Supplied entries Start Marker

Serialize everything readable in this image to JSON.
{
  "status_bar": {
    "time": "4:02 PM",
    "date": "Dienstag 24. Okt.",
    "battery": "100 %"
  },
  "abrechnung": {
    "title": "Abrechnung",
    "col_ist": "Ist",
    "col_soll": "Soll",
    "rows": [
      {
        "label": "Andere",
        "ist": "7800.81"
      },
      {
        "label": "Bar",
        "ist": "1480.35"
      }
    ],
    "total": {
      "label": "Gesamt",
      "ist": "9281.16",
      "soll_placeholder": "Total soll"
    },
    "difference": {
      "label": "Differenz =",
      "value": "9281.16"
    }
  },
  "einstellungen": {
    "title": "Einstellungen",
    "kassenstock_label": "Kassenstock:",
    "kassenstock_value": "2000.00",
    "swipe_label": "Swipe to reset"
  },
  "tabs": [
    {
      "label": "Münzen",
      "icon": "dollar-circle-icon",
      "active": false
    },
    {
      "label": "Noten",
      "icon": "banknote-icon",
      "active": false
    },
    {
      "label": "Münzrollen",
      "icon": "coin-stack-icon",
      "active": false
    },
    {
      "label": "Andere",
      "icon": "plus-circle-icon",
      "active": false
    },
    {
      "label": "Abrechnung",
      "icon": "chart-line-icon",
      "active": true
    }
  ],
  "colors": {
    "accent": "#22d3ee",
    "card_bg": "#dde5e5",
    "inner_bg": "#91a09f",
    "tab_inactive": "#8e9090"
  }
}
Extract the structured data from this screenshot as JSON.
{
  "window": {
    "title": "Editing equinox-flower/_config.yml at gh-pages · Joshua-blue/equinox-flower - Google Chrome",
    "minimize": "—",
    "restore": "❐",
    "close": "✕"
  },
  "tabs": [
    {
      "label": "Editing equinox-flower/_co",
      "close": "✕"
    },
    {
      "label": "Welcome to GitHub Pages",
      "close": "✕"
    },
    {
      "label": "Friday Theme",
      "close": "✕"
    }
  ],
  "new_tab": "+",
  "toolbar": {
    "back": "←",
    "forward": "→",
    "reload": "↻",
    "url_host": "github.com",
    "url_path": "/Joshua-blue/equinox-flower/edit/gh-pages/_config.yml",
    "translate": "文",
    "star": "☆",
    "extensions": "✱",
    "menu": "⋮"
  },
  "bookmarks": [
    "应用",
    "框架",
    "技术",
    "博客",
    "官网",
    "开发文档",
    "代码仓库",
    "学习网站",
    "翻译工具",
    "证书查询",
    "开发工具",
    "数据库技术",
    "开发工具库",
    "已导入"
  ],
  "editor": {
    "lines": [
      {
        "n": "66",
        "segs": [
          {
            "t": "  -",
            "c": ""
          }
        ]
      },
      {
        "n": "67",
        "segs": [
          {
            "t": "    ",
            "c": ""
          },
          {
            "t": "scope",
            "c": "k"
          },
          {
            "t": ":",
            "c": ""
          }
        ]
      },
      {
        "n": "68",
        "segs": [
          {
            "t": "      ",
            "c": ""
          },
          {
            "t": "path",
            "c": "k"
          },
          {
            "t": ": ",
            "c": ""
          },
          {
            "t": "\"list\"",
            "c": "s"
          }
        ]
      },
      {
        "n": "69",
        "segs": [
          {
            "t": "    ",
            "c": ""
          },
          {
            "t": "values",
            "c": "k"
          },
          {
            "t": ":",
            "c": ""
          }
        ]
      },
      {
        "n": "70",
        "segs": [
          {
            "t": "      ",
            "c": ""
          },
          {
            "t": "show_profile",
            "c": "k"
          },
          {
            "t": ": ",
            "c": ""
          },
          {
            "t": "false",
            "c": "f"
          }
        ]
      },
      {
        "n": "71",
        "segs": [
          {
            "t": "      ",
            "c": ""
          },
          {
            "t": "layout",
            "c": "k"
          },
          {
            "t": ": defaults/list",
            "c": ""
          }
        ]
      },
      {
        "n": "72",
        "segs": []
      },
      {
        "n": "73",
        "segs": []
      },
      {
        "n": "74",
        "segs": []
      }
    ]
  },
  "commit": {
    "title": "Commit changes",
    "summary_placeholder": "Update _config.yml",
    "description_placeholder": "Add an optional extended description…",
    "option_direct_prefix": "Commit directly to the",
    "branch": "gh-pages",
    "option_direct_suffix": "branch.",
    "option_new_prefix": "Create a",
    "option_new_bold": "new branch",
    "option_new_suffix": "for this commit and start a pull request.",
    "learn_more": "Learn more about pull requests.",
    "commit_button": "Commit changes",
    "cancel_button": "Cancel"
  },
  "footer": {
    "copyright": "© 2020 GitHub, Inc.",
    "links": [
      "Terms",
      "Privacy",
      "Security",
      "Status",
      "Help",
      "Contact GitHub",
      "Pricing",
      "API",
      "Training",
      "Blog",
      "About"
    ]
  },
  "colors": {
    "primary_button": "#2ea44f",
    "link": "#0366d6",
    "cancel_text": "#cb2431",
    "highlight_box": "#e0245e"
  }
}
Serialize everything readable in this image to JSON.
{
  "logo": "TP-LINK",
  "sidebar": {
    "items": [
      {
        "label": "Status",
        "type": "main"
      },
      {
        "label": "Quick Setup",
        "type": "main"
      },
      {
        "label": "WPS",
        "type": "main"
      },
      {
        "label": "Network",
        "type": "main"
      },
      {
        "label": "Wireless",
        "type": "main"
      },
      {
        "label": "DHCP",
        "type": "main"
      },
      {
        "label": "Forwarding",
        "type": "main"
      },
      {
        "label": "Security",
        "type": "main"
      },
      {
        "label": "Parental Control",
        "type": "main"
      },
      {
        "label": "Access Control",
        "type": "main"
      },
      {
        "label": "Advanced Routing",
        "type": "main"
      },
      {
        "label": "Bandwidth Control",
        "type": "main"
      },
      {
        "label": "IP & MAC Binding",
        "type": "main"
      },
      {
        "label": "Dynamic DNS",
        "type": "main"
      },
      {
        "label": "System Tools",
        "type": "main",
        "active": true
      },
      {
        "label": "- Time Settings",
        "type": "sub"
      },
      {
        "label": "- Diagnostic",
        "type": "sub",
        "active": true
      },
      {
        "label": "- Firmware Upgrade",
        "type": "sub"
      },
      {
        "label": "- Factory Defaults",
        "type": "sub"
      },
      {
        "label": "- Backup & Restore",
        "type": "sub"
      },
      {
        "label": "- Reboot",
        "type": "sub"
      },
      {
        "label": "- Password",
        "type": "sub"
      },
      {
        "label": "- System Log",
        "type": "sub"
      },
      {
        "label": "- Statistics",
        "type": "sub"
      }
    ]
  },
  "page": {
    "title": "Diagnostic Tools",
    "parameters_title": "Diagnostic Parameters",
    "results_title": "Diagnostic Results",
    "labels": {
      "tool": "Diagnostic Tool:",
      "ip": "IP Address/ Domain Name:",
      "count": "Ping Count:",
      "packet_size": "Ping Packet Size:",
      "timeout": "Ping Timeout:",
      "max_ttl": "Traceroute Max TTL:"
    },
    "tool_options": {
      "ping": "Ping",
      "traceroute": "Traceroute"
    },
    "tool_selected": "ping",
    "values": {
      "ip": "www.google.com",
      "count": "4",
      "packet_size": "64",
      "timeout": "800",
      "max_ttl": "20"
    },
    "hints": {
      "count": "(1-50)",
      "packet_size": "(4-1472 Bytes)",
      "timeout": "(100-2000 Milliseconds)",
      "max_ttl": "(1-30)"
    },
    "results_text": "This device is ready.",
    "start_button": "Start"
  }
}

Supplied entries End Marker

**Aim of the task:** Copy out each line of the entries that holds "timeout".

**Result of this task:**
      "timeout": "Ping Timeout:",
      "timeout": "800",
      "timeout": "(100-2000 Milliseconds)",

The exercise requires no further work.